The age of enlightenment took place in the 18th century and was thought by many of the period to be long overdue. Spurred by writers wishing to “awaken” the public from their stupor, it was an age of change. Enlightenment writers tackled subjects from inconsistencies in religion to the oppression of women in society. Utilized during the time were many aspects of writing. Inducing a feeling of fear or guilt within a reader and the use of satire was often combined to leave an impression on a reader. Most definitely though the age caused a heightened level of consciousness and awareness amongst the common folk of Europe and the developing Americas.
Heading the age of enlightenment were a group of writers and intellectual thinkers called the philosophes. “Most of the philosophes believed that western civilization was on the verge of enlightenment, that reasoning and education could quickly dispel the darkness of the past that had kept people in a state of immaturity.1” Writers of this period were cunning and courageous. Many were persecuted or even exiled for their works. Most however didn’t directly encourage rebellion but rather reform from the ruler’s influence by their ideas.
A British writer of the time named Mary Wollstonecraft had an impact mammoth in proportion. She aggressively, and intelligently argued against the oppression of women in society. Education was the foothold of this argument. She stated that without properly educated women they couldn’t be morally sound. Since women are responsible for instilling morals into our youth they would be raising continuous generations stuck withing the ignorance of the preceding age.
“Many enlightenment thinkers were strongly opposed to traditional religious institutions and ideas. Yet only a few went so far as to profess atheism.2” The majority of the philosophes believed in a god and creation but didn’t personify its existence to the same extent of Christianity. They supported
the belief that God set the gears in motion then stepped back and will not interfere. It was also stated by Thomas Paine “I hope for happiness beyond this life.2” This statement leads me to believe that the philosophes believed in a heaven. They also felt that religion at the time was a means to control the population and that monarchs and religious leaders were unjustly exploiting their power. They brought about a truly revolutionary

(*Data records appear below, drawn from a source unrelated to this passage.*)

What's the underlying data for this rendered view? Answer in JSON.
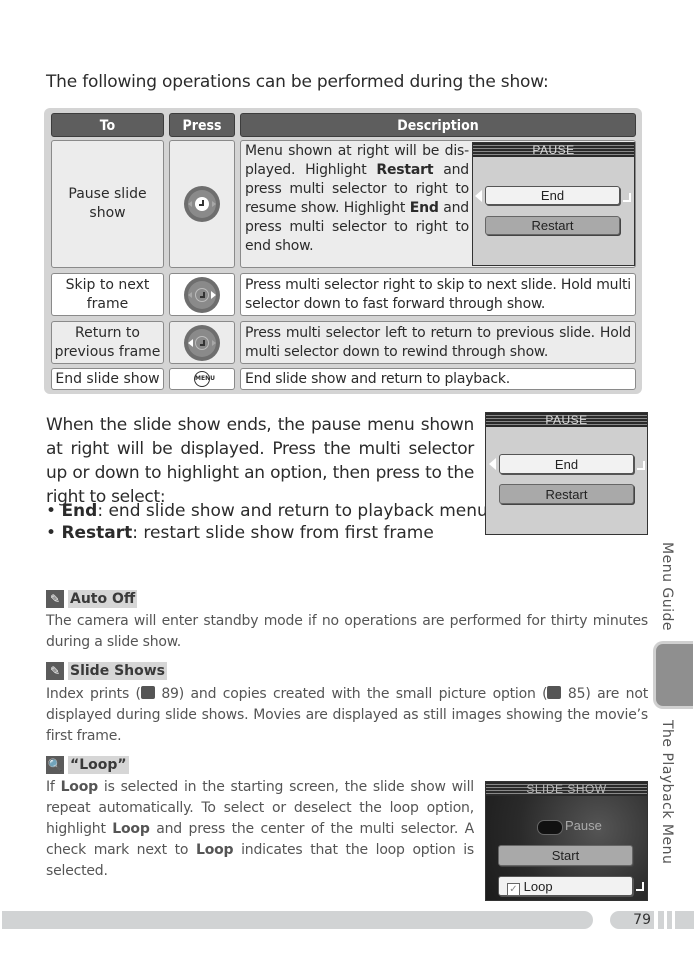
{
  "intro": "The following operations can be performed during the show:",
  "table": {
    "headers": [
      "To",
      "Press",
      "Description"
    ],
    "rows": [
      {
        "to": "Pause slide show",
        "press_icon": "multi-selector-center-icon",
        "description_parts": [
          "Menu shown at right will be dis-played.  Highlight ",
          "Restart",
          " and press multi selector to right to resume show.  Highlight ",
          "End",
          " and press multi selector to right to end show."
        ]
      },
      {
        "to": "Skip to next frame",
        "press_icon": "multi-selector-right-icon",
        "description": "Press multi selector right to skip to next slide.  Hold multi selector down to fast forward through show."
      },
      {
        "to": "Return to previous frame",
        "press_icon": "multi-selector-left-icon",
        "description": "Press multi selector left to return to previous slide.  Hold multi selector down to rewind through show."
      },
      {
        "to": "End slide show",
        "press_icon": "menu-button-icon",
        "press_label": "MENU",
        "description": "End slide show and return to playback."
      }
    ]
  },
  "pause_menu": {
    "title": "PAUSE",
    "options": [
      "End",
      "Restart"
    ],
    "selected": "End"
  },
  "end_section": {
    "text": "When the slide show ends, the pause menu shown at right will be displayed.  Press the multi selector up or down to highlight an option, then press to the right to select:",
    "bullets": [
      {
        "term": "End",
        "text": ": end slide show and return to playback menu"
      },
      {
        "term": "Restart",
        "text": ": restart slide show from first frame"
      }
    ]
  },
  "notes": [
    {
      "icon": "pencil-icon",
      "title": "Auto Off",
      "text": "The camera will enter standby mode if no operations are performed for thirty minutes during a slide show."
    },
    {
      "icon": "pencil-icon",
      "title": "Slide Shows",
      "text_parts": [
        "Index prints (",
        " 89) and copies created with the small picture option (",
        " 85) are not displayed during slide shows.  Movies are displayed as still images showing the movie’s first frame."
      ]
    },
    {
      "icon": "magnifier-icon",
      "title": "“Loop”",
      "text_parts": [
        "If ",
        "Loop",
        " is selected in the starting screen, the slide show will repeat automatically.  To select or deselect the loop option, highlight ",
        "Loop",
        " and press the center of the multi selector.  A check mark next to ",
        "Loop",
        " indicates that the loop option is selected."
      ]
    }
  ],
  "slide_show_screen": {
    "title": "SLIDE SHOW",
    "pause_label": "Pause",
    "start_label": "Start",
    "loop_label": "Loop",
    "loop_checked": true
  },
  "side_tabs": {
    "top": "Menu Guide",
    "bottom": "The Playback Menu"
  },
  "page_number": "79"
}
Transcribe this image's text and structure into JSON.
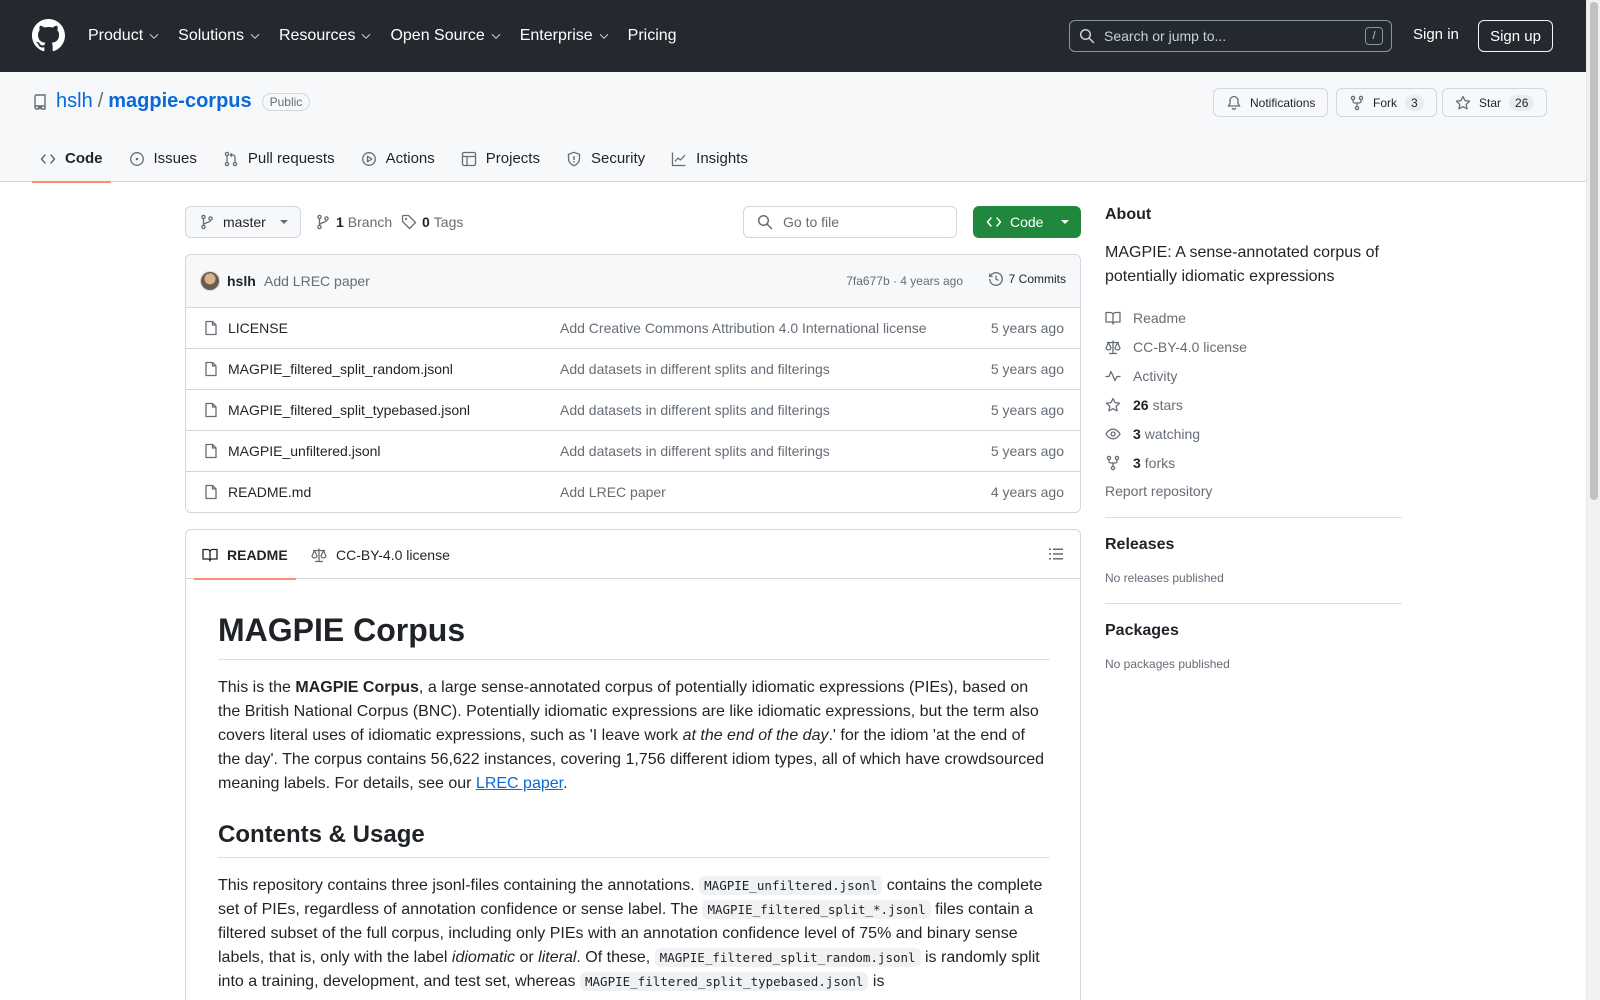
{
  "header": {
    "nav": [
      {
        "label": "Product",
        "has_menu": true
      },
      {
        "label": "Solutions",
        "has_menu": true
      },
      {
        "label": "Resources",
        "has_menu": true
      },
      {
        "label": "Open Source",
        "has_menu": true
      },
      {
        "label": "Enterprise",
        "has_menu": true
      },
      {
        "label": "Pricing",
        "has_menu": false
      }
    ],
    "search_placeholder": "Search or jump to...",
    "search_shortcut": "/",
    "sign_in": "Sign in",
    "sign_up": "Sign up"
  },
  "repo": {
    "owner": "hslh",
    "separator": "/",
    "name": "magpie-corpus",
    "visibility": "Public",
    "notifications_label": "Notifications",
    "fork_label": "Fork",
    "fork_count": "3",
    "star_label": "Star",
    "star_count": "26",
    "tabs": [
      {
        "label": "Code",
        "icon": "code-icon",
        "selected": true
      },
      {
        "label": "Issues",
        "icon": "issue-icon",
        "selected": false
      },
      {
        "label": "Pull requests",
        "icon": "pull-request-icon",
        "selected": false
      },
      {
        "label": "Actions",
        "icon": "play-icon",
        "selected": false
      },
      {
        "label": "Projects",
        "icon": "table-icon",
        "selected": false
      },
      {
        "label": "Security",
        "icon": "shield-icon",
        "selected": false
      },
      {
        "label": "Insights",
        "icon": "graph-icon",
        "selected": false
      }
    ]
  },
  "toolbar": {
    "branch": "master",
    "branch_count": "1",
    "branch_label": "Branch",
    "tag_count": "0",
    "tag_label": "Tags",
    "goto_file_placeholder": "Go to file",
    "code_button": "Code"
  },
  "latest_commit": {
    "author": "hslh",
    "message": "Add LREC paper",
    "hash_and_age": "7fa677b · 4 years ago",
    "commits_label": "7 Commits"
  },
  "files": [
    {
      "name": "LICENSE",
      "message": "Add Creative Commons Attribution 4.0 International license",
      "age": "5 years ago"
    },
    {
      "name": "MAGPIE_filtered_split_random.jsonl",
      "message": "Add datasets in different splits and filterings",
      "age": "5 years ago"
    },
    {
      "name": "MAGPIE_filtered_split_typebased.jsonl",
      "message": "Add datasets in different splits and filterings",
      "age": "5 years ago"
    },
    {
      "name": "MAGPIE_unfiltered.jsonl",
      "message": "Add datasets in different splits and filterings",
      "age": "5 years ago"
    },
    {
      "name": "README.md",
      "message": "Add LREC paper",
      "age": "4 years ago"
    }
  ],
  "readme": {
    "tab_readme": "README",
    "tab_license": "CC-BY-4.0 license",
    "title": "MAGPIE Corpus",
    "p1": {
      "a": "This is the ",
      "b_bold": "MAGPIE Corpus",
      "c": ", a large sense-annotated corpus of potentially idiomatic expressions (PIEs), based on the British National Corpus (BNC). Potentially idiomatic expressions are like idiomatic expressions, but the term also covers literal uses of idiomatic expressions, such as 'I leave work ",
      "d_italic": "at the end of the day",
      "e": ".' for the idiom 'at the end of the day'. The corpus contains 56,622 instances, covering 1,756 different idiom types, all of which have crowdsourced meaning labels. For details, see our ",
      "f_link": "LREC paper",
      "g": "."
    },
    "h2": "Contents & Usage",
    "p2": {
      "a": "This repository contains three jsonl-files containing the annotations. ",
      "code1": "MAGPIE_unfiltered.jsonl",
      "b": " contains the complete set of PIEs, regardless of annotation confidence or sense label. The ",
      "code2": "MAGPIE_filtered_split_*.jsonl",
      "c": " files contain a filtered subset of the full corpus, including only PIEs with an annotation confidence level of 75% and binary sense labels, that is, only with the label ",
      "i1": "idiomatic",
      "d": " or ",
      "i2": "literal",
      "e": ". Of these, ",
      "code3": "MAGPIE_filtered_split_random.jsonl",
      "f": " is randomly split into a training, development, and test set, whereas ",
      "code4": "MAGPIE_filtered_split_typebased.jsonl",
      "g": " is"
    }
  },
  "sidebar": {
    "about_title": "About",
    "description": "MAGPIE: A sense-annotated corpus of potentially idiomatic expressions",
    "items": [
      {
        "icon": "book-icon",
        "label": "Readme",
        "bold": ""
      },
      {
        "icon": "law-icon",
        "label": "CC-BY-4.0 license",
        "bold": ""
      },
      {
        "icon": "pulse-icon",
        "label": "Activity",
        "bold": ""
      },
      {
        "icon": "star-icon",
        "label": "stars",
        "bold": "26"
      },
      {
        "icon": "eye-icon",
        "label": "watching",
        "bold": "3"
      },
      {
        "icon": "fork-icon",
        "label": "forks",
        "bold": "3"
      }
    ],
    "report": "Report repository",
    "releases_title": "Releases",
    "releases_text": "No releases published",
    "packages_title": "Packages",
    "packages_text": "No packages published"
  },
  "colors": {
    "header_bg": "#24292f",
    "link": "#0969da",
    "code_button": "#1f883d",
    "tab_underline": "#fd8c73"
  }
}
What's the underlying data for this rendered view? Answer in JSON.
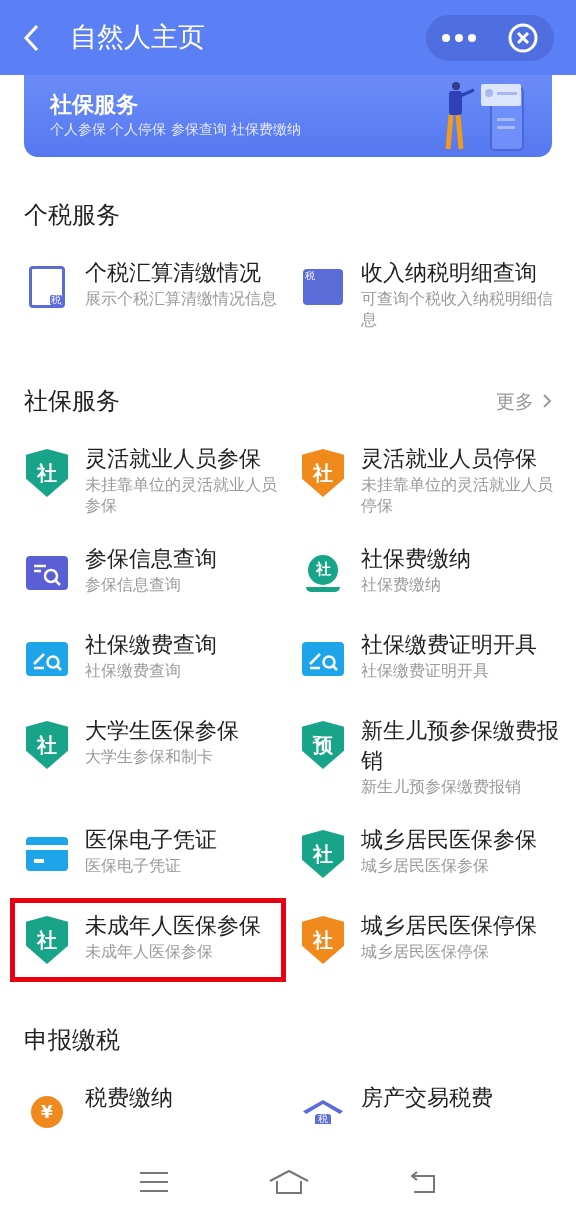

thought in that your mind is your church.
One of the most famous early enlightenment writers was Voltaire. The most well known of his works was a satire entitled Candide. This novel had a strong effect on the writers to come as well as the commonfolk. In fact it had such a profound effect on the people it led to Voltaire’s being exiled. Described in the book was his ideal society which he named ElDorado, he also attacked the social institutions as well as the optimistic philosophy. Voltaire inspired future writers and was the first to enter the thought of revolution into the people’s minds.
Even music in the time period took an awesome leap. The most well recognized musician of the time was Wolfgang Amadeus Mozart. A child prodigy “He began to play idly on a clavier when only three. When five he composed simple pieces.3” By eight he “Was composing prolifically in many forms.3” He was pushed by his father who you could say was living vicariously through his son. Mozart inspired and impacted many musicians to this day, his ability to create such complexity was revolutionary in itself.
With all of these influences the people of this time began to desire what we call rights. They wished to own land, to think freely and to express their thoughts. Slowly overtime the people simply were awakened from the utterly ignorant daze in which they had existed for so long. In France the governing bodies themselves couldn’t establish common ground thus revolution occurred. Undoubtedly, almost a direct result of the events that previously had taken place. Even to this day the seeds this era planted can be seen in society. I believe it is time for yet another enlightenment.
1 Kant, Immanuel. The Enlightenment New York: 1949 In class hand out further information not provided
2 Paine, Thomas. “The Age of Reason: Deism.” The Enlightenment New York: (1896) 21-23
3 Encyclopedia. In class handout further information not provided